START Record extracts

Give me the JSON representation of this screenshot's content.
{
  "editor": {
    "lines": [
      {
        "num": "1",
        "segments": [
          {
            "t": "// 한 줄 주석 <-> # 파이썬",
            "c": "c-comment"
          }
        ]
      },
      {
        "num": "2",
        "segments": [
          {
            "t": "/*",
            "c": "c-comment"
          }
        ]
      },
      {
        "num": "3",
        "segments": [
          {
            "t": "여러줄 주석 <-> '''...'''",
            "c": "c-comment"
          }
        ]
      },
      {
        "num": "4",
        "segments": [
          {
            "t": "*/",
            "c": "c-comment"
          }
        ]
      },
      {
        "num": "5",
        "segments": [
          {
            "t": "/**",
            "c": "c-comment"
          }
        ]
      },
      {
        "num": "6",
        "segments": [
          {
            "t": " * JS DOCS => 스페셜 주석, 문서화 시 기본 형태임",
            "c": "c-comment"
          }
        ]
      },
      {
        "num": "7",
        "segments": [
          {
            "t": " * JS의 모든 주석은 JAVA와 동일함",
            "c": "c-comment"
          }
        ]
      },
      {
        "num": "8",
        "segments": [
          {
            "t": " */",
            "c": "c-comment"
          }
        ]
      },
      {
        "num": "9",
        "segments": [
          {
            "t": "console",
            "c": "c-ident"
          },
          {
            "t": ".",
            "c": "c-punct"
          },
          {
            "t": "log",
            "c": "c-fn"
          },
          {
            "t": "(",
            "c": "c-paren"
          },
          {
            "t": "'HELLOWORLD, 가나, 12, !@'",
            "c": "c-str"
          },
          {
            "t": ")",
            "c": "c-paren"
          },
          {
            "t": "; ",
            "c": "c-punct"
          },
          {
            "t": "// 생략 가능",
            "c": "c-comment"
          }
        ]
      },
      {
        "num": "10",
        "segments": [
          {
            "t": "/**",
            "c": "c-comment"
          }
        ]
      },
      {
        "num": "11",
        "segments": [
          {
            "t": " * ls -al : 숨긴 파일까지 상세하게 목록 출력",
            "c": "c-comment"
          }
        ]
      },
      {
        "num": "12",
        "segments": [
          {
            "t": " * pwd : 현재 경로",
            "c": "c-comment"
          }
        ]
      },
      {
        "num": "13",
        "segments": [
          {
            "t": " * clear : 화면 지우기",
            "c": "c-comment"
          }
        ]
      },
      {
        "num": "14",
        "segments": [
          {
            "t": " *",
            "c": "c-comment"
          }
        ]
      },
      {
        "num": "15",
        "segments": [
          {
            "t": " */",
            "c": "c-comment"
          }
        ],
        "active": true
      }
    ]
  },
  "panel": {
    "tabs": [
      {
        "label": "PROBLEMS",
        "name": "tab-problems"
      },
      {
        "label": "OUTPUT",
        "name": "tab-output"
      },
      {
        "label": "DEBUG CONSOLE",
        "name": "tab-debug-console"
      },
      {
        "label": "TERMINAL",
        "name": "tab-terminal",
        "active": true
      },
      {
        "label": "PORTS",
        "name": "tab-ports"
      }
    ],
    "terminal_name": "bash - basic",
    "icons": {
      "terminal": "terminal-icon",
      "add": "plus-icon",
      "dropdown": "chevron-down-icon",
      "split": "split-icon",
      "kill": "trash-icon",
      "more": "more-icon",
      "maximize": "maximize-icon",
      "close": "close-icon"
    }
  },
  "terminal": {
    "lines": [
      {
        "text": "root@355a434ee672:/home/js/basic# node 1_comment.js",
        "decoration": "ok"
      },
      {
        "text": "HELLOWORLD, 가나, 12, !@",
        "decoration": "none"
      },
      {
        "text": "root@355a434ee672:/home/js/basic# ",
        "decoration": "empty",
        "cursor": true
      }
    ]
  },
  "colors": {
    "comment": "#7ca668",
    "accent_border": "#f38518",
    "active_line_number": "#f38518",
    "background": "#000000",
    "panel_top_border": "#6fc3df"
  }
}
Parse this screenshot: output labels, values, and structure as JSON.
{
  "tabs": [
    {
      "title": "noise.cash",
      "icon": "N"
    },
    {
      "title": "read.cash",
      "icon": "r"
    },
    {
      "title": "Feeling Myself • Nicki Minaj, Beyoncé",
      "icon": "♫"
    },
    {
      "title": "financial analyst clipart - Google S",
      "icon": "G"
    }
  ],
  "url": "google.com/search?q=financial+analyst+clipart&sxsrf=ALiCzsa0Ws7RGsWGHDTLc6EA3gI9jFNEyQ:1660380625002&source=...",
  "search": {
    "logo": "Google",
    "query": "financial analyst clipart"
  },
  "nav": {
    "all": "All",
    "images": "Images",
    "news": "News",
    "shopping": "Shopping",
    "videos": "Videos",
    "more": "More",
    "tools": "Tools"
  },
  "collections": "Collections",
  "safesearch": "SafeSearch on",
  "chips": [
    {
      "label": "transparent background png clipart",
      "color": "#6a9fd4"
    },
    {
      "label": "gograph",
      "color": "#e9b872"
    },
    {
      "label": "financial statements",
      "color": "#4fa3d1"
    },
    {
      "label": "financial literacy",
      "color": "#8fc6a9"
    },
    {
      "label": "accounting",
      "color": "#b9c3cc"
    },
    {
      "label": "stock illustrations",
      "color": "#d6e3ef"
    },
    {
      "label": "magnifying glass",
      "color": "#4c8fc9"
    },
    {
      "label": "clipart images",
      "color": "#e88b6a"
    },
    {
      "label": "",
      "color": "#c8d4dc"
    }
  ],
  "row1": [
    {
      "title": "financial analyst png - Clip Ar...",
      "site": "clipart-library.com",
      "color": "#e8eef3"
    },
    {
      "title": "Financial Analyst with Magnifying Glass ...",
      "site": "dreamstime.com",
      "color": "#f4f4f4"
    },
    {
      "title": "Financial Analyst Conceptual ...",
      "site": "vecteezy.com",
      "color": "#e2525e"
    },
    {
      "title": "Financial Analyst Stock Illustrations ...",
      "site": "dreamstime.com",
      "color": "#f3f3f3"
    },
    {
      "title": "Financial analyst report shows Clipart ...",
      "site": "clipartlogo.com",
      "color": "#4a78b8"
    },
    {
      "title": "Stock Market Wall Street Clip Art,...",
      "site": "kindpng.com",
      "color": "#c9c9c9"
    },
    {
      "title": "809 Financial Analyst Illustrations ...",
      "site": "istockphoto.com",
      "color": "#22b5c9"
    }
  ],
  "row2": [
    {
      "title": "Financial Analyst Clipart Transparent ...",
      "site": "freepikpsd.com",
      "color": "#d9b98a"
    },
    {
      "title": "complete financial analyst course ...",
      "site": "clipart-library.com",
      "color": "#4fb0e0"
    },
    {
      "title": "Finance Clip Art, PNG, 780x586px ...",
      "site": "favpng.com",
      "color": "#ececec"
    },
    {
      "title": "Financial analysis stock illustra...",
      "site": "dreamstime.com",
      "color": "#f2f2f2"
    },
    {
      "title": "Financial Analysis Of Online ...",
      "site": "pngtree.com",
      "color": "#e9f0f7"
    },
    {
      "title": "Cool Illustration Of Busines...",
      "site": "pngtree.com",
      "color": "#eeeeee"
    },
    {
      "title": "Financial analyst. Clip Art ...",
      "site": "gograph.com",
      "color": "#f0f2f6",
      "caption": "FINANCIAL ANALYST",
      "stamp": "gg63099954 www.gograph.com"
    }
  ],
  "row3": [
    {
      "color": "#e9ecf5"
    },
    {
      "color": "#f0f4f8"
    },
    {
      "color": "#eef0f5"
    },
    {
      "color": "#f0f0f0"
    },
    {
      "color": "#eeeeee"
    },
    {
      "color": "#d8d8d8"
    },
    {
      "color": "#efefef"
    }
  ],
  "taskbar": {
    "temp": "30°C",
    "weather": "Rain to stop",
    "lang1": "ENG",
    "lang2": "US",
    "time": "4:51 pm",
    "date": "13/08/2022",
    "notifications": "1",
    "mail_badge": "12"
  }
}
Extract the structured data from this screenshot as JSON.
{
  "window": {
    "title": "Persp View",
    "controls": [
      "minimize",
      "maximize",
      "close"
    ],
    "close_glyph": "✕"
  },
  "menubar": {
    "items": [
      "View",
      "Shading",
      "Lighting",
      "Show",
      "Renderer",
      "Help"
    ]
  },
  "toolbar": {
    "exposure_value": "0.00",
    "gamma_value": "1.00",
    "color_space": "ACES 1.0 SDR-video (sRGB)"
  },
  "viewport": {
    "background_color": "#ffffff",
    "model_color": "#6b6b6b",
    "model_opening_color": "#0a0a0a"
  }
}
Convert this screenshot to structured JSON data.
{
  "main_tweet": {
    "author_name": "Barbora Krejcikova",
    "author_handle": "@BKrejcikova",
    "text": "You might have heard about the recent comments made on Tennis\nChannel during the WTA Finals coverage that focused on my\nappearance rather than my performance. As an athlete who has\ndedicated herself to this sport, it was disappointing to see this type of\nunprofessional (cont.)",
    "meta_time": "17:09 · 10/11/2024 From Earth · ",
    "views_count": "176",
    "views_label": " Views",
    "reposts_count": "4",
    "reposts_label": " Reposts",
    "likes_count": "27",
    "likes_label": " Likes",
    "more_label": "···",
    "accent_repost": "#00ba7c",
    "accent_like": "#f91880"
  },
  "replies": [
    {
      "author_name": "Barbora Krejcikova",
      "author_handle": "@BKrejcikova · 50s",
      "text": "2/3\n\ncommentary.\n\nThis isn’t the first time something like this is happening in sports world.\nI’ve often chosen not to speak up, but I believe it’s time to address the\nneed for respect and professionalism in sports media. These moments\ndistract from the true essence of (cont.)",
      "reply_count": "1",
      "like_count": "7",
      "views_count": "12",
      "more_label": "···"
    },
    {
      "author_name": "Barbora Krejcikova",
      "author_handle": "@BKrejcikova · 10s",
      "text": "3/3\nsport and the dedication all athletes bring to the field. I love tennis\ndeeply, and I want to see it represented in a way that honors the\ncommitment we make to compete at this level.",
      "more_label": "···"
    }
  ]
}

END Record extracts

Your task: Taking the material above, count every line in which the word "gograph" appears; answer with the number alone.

Task answer: 3